Business brands can be good story tellers, but they face challenges. The topics may be worthy, but are not always naturally newsworthy, entertaining or engaging as the stories mainstream consumer product and service brands tell. Two excellent examples that have spawned many successful examples.
- GE - The strapline ’Imagination at work’ doesn’t do justice to the story telling work they do to build their brand and corporate reputation. Their stories are better described as innovation with passion. They consciously target technology and science ‘geeks’ in influencer and general public audiences - and have been doing this since well before 'the geek' was on trend.This gives everyone across the conglomerate the permission to tell stories and create content around innovation with energy and emotion. They not only weave human and personal elements in, but also experiment in social media, for example using Instagram to celebrate their products and technology, building a following of 300,000. In turn this supports their strategic messaging around the mission to ”usher in the next industrial era”.
For more on this read what GE’s director of global marketing, Linda Boff, said about their approach last year.
- IBM - The ‘Smarter planet’ concept: although now retired, this drove many IBM campaigns and content for over five years. Not only as a tagline and through ad campaigns, it was developed as a platform to create a red thread through the way IBM talked about (and told stories) in thought leadership, employee engagement and their employee’s social media.
A simple idea, connecting IBM’s offer with wider social and environmental benefits, that everyone from an employee to a marketing agency could work with. It worked as an excellent precursor to what is now the familiar focus on big data, at the time it gave IBM a distinctive, relevant and positive way about what IBM could do for its customers.
Campaign-ability and story-ability
The acid test for a good brand, and its toolkit, is the extent to which they are sustainable over the long term and give a business a level of self-sufficiency in its internal and external communications.
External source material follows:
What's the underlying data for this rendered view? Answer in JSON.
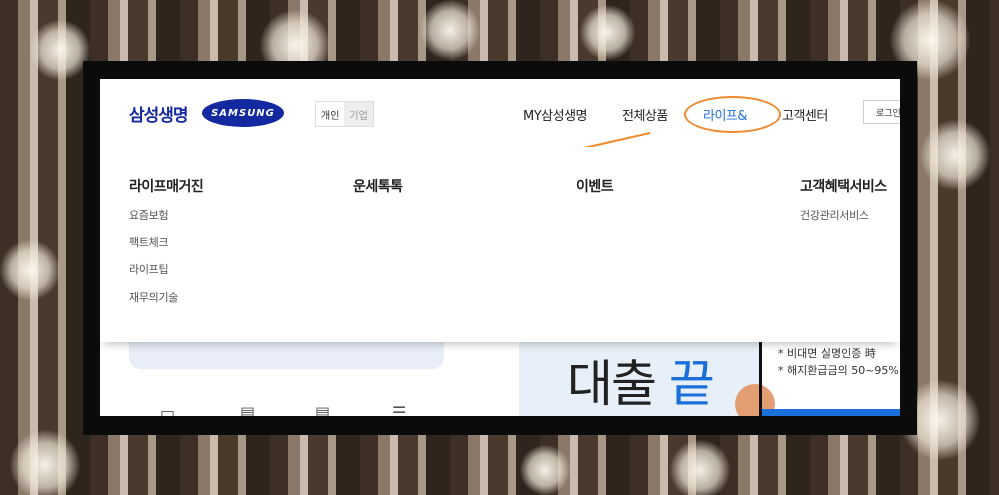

Do they give people across the business the confidence and ability to create campaigns beyond launch, and to keep on telling stories that are true to the brand and are in line with communication priorities?